Sure, you just need to keep an eye on how much carbonation you want. With a crown cap on a champagne bottle, the crown cap will come off before you risk the glass breaking, so that will be the limiting factor. Just about any champagne bottle will accept a crown cap, but they are usually made for 29mm crowns and will require a special bell adapter. Not a big deal, the larger bell isn’t that expensive and works with many different cappers, although with the red baron style you also have to reverse the two metal plates that grip the lip on the bottle. If you have one of these, the metal plates will tap out with a hammer and punch, and they have the cut-out for a 29mm bottle on the other side.
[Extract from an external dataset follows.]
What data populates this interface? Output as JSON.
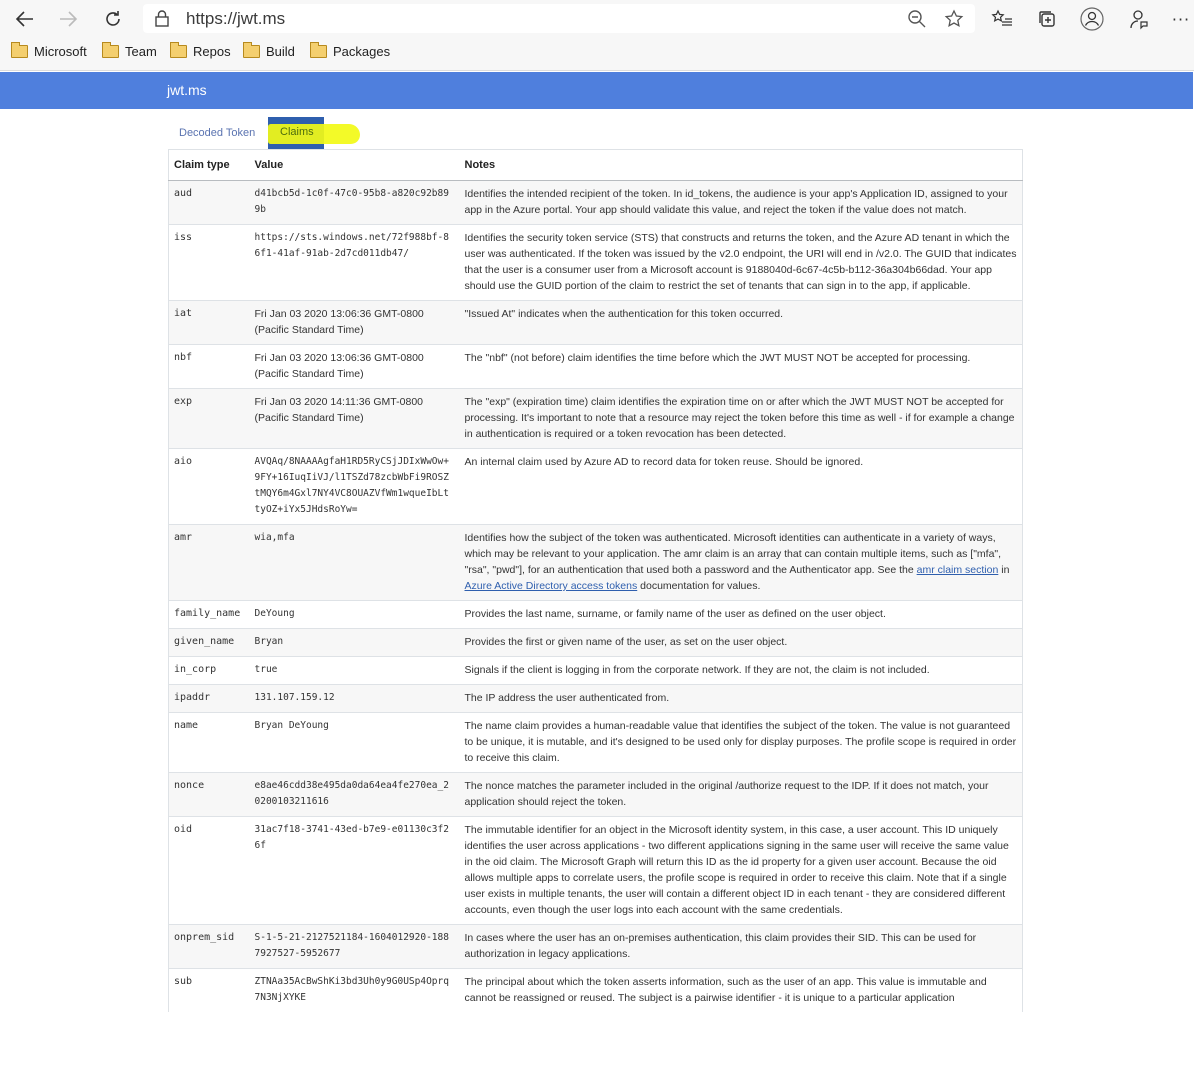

There also are champagne bottles that use a 26mm crown, so you need to keep an eye out for what size bottles you have.

Another option is to cork-and-cap your bottles if you don’t want to mess with champagne corks and cages. Simply insert a #9 cork into the neck of the bottle and cap it with a crown cap. A lot of Belgian beers are highly carbed with this type of closure (think Cantillon, Fantome, etc). I’ve done 4 volumes CO2 with this type of closure without issue.

When you bottle condition your wine or mead, the things you’ll need to keep an eye on are the ABV of the beverage, the alcohol tolerance of the yeast, and the amount of time it has been sitting. If it’s been in secondary for over 6 months, there’s a good chance the yeast may not be viable and you’ll need to re-yeast to get carbonation. Even if it is, it may take a long time to carbonate. I bottled a cyser that was a year old, did not re-yeast, and it took another year to carbonate. But it eventually did carbonate.

Also, if you’ve bumped up against the alcohol tolerance of the yeast, you won’t have much luck carbonating. In this case, you’ll need to add something like EC-1118 or WLP-099 that will be able to handle higher alcohol. Just make sure that it’s fermented dry, as the new yeast may be able to consume sugars that the previous yeast could not handle.

You can use the same process between both wine and mead - there’s really no functional difference between the two.